Loop, a company providing reusable packaging and collection infrastructure for major consumer goods brand owners, will bring its concept into North American retail outlets this year.
Loop on Sept. 22 announced the next phase of its reuse platform, which launched in 2019 and has been in a pilot stage over the past two years. In-store service began earlier this year at retailers in Japan and France.
Before the end of 2021, Loop will move its reuse platform into U.S. grocery stores owned by Kroger, the company announced. A Loop spokesperson told Resource Recycling the program will be launched in roughly 25 of Kroger’s Fred Meyer stores in the Portland, Ore. region.

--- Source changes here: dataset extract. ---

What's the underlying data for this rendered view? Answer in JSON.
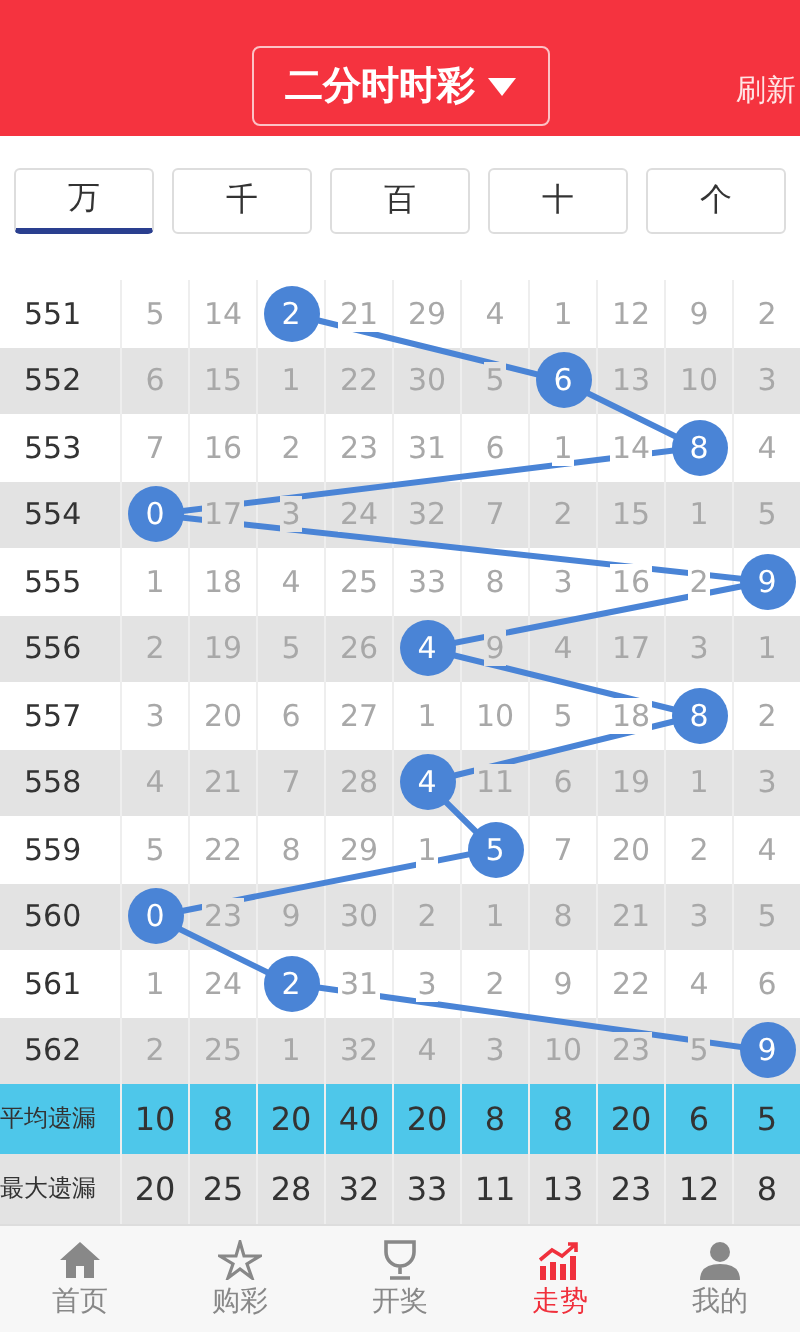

“With Loop’s in-store shopping, customers will purchase their products in refillable, reusable containers found in Loop-specific aisles at retail partner locations,” the company announced. “After they consume the products, they will drop off the empty packaging back at the store. Loop will then pick up the empty containers from the store to be cleaned, refilled, and made available for purchase by a new shopper.”
Loop is affiliated with TerraCycle, which provides mail-in recycling options for hard-to-recycle materials. Tom Szaky, CEO of both TerraCycle and Loop, said the next stage is part of Loop’s goal to expand and scale the reuse model to consumers worldwide.

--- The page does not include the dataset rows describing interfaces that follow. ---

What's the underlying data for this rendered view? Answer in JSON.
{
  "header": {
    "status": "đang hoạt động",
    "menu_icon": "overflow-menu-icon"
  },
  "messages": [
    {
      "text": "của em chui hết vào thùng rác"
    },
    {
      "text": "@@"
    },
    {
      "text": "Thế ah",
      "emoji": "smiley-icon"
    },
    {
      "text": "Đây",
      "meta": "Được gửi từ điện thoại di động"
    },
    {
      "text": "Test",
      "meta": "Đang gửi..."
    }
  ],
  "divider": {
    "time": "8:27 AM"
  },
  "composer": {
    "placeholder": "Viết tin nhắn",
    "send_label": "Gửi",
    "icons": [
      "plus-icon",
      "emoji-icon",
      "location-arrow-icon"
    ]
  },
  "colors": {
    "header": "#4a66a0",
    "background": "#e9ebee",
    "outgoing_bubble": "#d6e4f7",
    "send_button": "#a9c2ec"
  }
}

“With the world’s largest retailers bringing Loop to physical brick and mortar locations, we are giving consumers what they’ve been asking for since Loop was introduced in 2019 – the ability to purchase the products they use every day in durable, reusable containers, with the convenience of shopping at their local market,” he said in the release.
Beyond its presence in U.S. Kroger stores, Loop recently began a reusable packaging project with Burger King in the U.S., according to the announcement.

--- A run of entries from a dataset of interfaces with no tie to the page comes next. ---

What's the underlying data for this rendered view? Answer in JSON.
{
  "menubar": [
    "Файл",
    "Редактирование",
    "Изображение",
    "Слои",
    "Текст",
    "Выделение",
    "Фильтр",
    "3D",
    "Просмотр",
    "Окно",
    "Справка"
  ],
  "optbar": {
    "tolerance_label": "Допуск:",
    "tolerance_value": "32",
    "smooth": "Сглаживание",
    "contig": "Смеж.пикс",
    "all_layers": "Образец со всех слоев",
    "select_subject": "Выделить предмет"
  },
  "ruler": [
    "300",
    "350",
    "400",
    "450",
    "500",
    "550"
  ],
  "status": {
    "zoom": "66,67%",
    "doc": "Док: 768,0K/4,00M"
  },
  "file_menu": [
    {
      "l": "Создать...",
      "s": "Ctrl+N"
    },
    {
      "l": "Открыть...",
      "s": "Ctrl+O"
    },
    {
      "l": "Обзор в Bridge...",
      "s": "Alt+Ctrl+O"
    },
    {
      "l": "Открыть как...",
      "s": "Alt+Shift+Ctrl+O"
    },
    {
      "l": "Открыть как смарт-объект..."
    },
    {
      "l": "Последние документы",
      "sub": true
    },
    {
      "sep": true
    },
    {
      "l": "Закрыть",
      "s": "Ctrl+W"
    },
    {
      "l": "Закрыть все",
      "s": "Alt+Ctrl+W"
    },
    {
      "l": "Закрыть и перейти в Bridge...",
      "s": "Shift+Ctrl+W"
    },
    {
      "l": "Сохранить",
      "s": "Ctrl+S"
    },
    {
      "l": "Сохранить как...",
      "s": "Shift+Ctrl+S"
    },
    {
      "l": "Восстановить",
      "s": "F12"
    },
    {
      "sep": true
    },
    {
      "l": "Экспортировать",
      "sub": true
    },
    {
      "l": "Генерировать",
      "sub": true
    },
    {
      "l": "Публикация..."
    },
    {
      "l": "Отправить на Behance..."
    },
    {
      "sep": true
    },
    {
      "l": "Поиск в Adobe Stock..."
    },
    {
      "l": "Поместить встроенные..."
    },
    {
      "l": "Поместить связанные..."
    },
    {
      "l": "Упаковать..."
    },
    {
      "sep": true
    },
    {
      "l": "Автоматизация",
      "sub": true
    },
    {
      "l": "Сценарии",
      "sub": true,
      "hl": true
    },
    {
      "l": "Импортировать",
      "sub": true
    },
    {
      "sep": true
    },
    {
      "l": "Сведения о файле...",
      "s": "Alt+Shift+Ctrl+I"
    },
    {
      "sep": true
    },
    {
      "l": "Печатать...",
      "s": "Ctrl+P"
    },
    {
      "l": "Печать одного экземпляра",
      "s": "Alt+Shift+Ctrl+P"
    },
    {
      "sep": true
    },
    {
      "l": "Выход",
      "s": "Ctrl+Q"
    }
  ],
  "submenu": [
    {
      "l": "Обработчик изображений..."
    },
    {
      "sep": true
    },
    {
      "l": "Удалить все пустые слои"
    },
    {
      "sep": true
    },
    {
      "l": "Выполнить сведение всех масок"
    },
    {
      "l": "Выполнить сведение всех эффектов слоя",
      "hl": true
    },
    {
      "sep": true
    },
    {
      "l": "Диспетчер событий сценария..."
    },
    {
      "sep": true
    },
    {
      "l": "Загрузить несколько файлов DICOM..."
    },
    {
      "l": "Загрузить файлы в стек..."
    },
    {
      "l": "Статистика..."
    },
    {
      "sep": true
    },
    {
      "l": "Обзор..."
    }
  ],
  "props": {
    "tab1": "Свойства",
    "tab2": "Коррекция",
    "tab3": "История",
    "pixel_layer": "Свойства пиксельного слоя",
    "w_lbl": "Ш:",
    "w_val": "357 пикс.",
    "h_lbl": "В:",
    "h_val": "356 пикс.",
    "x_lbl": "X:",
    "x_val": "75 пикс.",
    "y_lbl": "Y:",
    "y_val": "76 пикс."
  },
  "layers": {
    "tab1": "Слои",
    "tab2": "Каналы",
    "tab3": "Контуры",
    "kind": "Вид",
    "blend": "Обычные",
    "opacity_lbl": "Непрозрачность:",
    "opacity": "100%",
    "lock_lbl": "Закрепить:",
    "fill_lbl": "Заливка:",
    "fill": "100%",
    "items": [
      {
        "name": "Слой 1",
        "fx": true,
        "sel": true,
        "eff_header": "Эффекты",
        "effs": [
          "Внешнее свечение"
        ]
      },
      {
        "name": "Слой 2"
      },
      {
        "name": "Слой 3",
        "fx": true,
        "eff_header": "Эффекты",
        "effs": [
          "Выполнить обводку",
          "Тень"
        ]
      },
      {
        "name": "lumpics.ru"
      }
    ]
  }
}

Loop late last year drew substantial funding from major brand owners and other investors. The group of funders included Nestlé and Procter & Gamble, and together the group put $25 million towards the Loop project.
More stories about brand owners
- Microsoft says it will expand tech repair options
- California data shows PCR backsliding among major brands
- Judge ends Greenpeace’s labeling suit against Walmart